In 1998 the former chief meteorologist of Thailand said “a tsunami is going to occur for sure”. Smith Dharmasaroja was called a mad dog for that. On Sunday 26 December 2004, after the earthquake but before the tsunami hit Thailand, he tried again to warn the Thai meteorological department, but could not get them to respond. (A case of denial and damage, just as happened years before in the U.S. regarding hurricanes.)
How did Mr. Smith know? He didn't accept the received wisdom that earthquakes off Indonesia would only happen on the other side of Sumatra from Thailand. He studied seismology and discovered there was a fault line that would put the Thai tourist resort Phuket in the direct path of a tsunami. His public warning in 1998 was after a tsunami from the same fault hit Papua New Guinea (the Aitapa tsunami of Friday 17 July 1998; there was no tsunami warning system for that part of the Pacific at that time, either).
"You'd really have to go digging into very old historical records and the scientific literature and extrapolate from what's there to find that yes, there could be effects (leading to tsunamis) in Thailand," says Phil Cummins, a seismologist who studies the region at Australia's national geological agency. "But he was correct."
Two weeks after the 2004 tsunami, the Thai government called Smith Dharmasaroja out of retirement to head its new tsunami warning system.

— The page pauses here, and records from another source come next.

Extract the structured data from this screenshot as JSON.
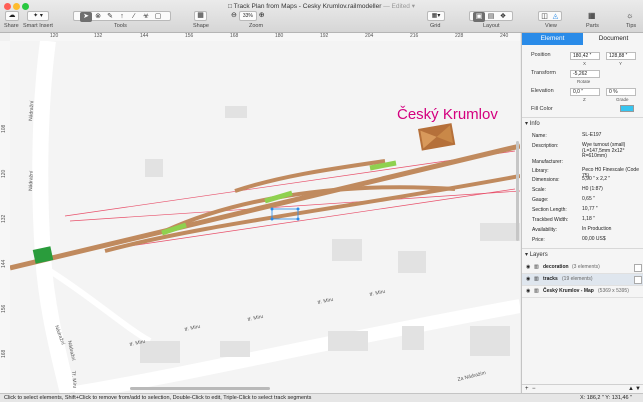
{
  "window": {
    "title": "Track Plan from Maps - Cesky Krumlov.railmodeller",
    "edited": "— Edited ▾",
    "traffic_colors": [
      "#ff5f57",
      "#febc2e",
      "#28c840"
    ]
  },
  "toolbar": {
    "share": "Share",
    "smart_insert": "Smart Insert",
    "tools": "Tools",
    "shape": "Shape",
    "zoom": "Zoom",
    "zoom_value": "33%",
    "grid": "Grid",
    "layout": "Layout",
    "view": "View",
    "parts": "Parts",
    "tips": "Tips"
  },
  "ruler": {
    "top": [
      "120",
      "132",
      "144",
      "156",
      "168",
      "180",
      "192",
      "204",
      "216",
      "228",
      "240"
    ],
    "left": [
      "108",
      "120",
      "132",
      "144",
      "156",
      "168"
    ]
  },
  "map": {
    "town_label": "Český Krumlov",
    "street_nadrazni": "Nádražní",
    "street_miru": "tř. Míru",
    "street_miru_short": "Tř. Míru",
    "street_za_nadrazim": "Za Nádražím",
    "accent": "#d4007f",
    "track_color": "#c08a5e"
  },
  "inspector": {
    "tab_element": "Element",
    "tab_document": "Document",
    "position_label": "Position",
    "position_x": "180,42 ˮ",
    "position_y": "128,88 ˮ",
    "x_label": "X",
    "y_label": "Y",
    "transform_label": "Transform",
    "rotate_value": "-5,262",
    "rotate_label": "Rotate",
    "elevation_label": "Elevation",
    "elevation_z": "0,0 ˮ",
    "grade_value": "0 %",
    "z_label": "Z",
    "grade_label": "Grade",
    "fill_color_label": "Fill Color",
    "fill_color": "#36c5f0",
    "info_header": "Info",
    "info": [
      {
        "k": "Name:",
        "v": "SL-E197"
      },
      {
        "k": "Description:",
        "v": "Wye turnout (small)\n(L=147,5mm 2x12°\nR=610mm)"
      },
      {
        "k": "Manufacturer:",
        "v": ""
      },
      {
        "k": "Library:",
        "v": "Peco H0 Finescale (Code 75)"
      },
      {
        "k": "Dimensions:",
        "v": "5,90 ˮ x 2,2 ˮ"
      },
      {
        "k": "Scale:",
        "v": "H0  (1:87)"
      },
      {
        "k": "Gauge:",
        "v": "0,65 ˮ"
      },
      {
        "k": "Section Length:",
        "v": "10,77 ˮ"
      },
      {
        "k": "Trackbed Width:",
        "v": "1,18 ˮ"
      },
      {
        "k": "Availability:",
        "v": "In Production"
      },
      {
        "k": "Price:",
        "v": "00,00 US$"
      }
    ],
    "layers_header": "Layers",
    "layers": [
      {
        "name": "decoration",
        "count": "(3 elements)"
      },
      {
        "name": "tracks",
        "count": "(19 elements)"
      },
      {
        "name": "Český Krumlov - Map",
        "count": "(5369 x 5395)"
      }
    ]
  },
  "status": {
    "hint": "Click to select elements, Shift+Click to remove from/add to selection, Double-Click to edit, Triple-Click to select track segments",
    "coords": "X: 186,2 ˮ  Y: 131,46 ˮ"
  }
}
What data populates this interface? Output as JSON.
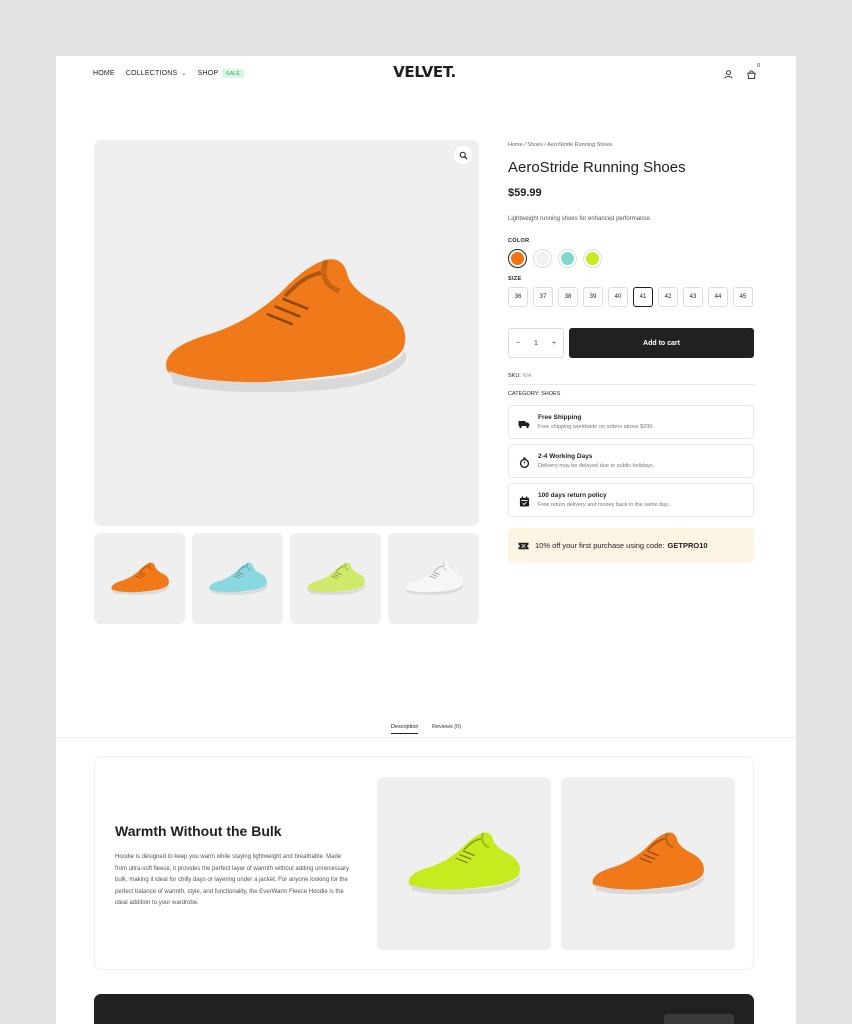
{
  "header": {
    "nav": [
      {
        "label": "HOME"
      },
      {
        "label": "COLLECTIONS"
      },
      {
        "label": "SHOP",
        "badge": "SALE"
      }
    ],
    "logo": "VELVET.",
    "cart_count": "0"
  },
  "product": {
    "breadcrumb": "Home / Shoes / AeroStride Running Shoes",
    "title": "AeroStride Running Shoes",
    "price": "$59.99",
    "short_desc": "Lightweight running shoes for enhanced performance.",
    "color_label": "COLOR",
    "colors": [
      "#f2730f",
      "#f1f1f1",
      "#7fd8cc",
      "#c7ec20"
    ],
    "selected_color_index": 0,
    "size_label": "SIZE",
    "sizes": [
      "36",
      "37",
      "38",
      "39",
      "40",
      "41",
      "42",
      "43",
      "44",
      "45"
    ],
    "selected_size": "41",
    "quantity": "1",
    "qty_minus": "−",
    "qty_plus": "+",
    "add_to_cart": "Add to cart",
    "sku_label": "SKU:",
    "sku_value": "N/A",
    "category_label": "CATEGORY:",
    "category_value": "SHOES"
  },
  "features": [
    {
      "icon": "truck-icon",
      "title": "Free Shipping",
      "text": "Free shipping worldwide on orders above $200."
    },
    {
      "icon": "stopwatch-icon",
      "title": "2-4 Working Days",
      "text": "Delivery may be delayed due to public holidays."
    },
    {
      "icon": "calendar-icon",
      "title": "100 days return policy",
      "text": "Free return delivery and money back in the same day."
    }
  ],
  "promo": {
    "text": "10% off your first purchase using code:",
    "code": "GETPRO10",
    "icon": "ticket-icon"
  },
  "tabs": [
    {
      "label": "Description"
    },
    {
      "label": "Reviews (0)"
    }
  ],
  "description": {
    "title": "Warmth Without the Bulk",
    "body": "Hoodie is designed to keep you warm while staying lightweight and breathable. Made from ultra-soft fleece, it provides the perfect layer of warmth without adding unnecessary bulk, making it ideal for chilly days or layering under a jacket. For anyone looking for the perfect balance of warmth, style, and functionality, the EverWarm Fleece Hoodie is the ideal addition to your wardrobe."
  },
  "colors": {
    "accent": "#202123",
    "promo_bg": "#fcf4e3",
    "sale_badge": "#2aa35a"
  }
}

The economic damages of the 2004 tsunami are estimated at $14 billion by Munich Re, the world's largest reinsurer. Maybe it would be prudent to do some historical exploration and to set up an early warning system for Internet events that could cause $50 to $100 billion in economic damages.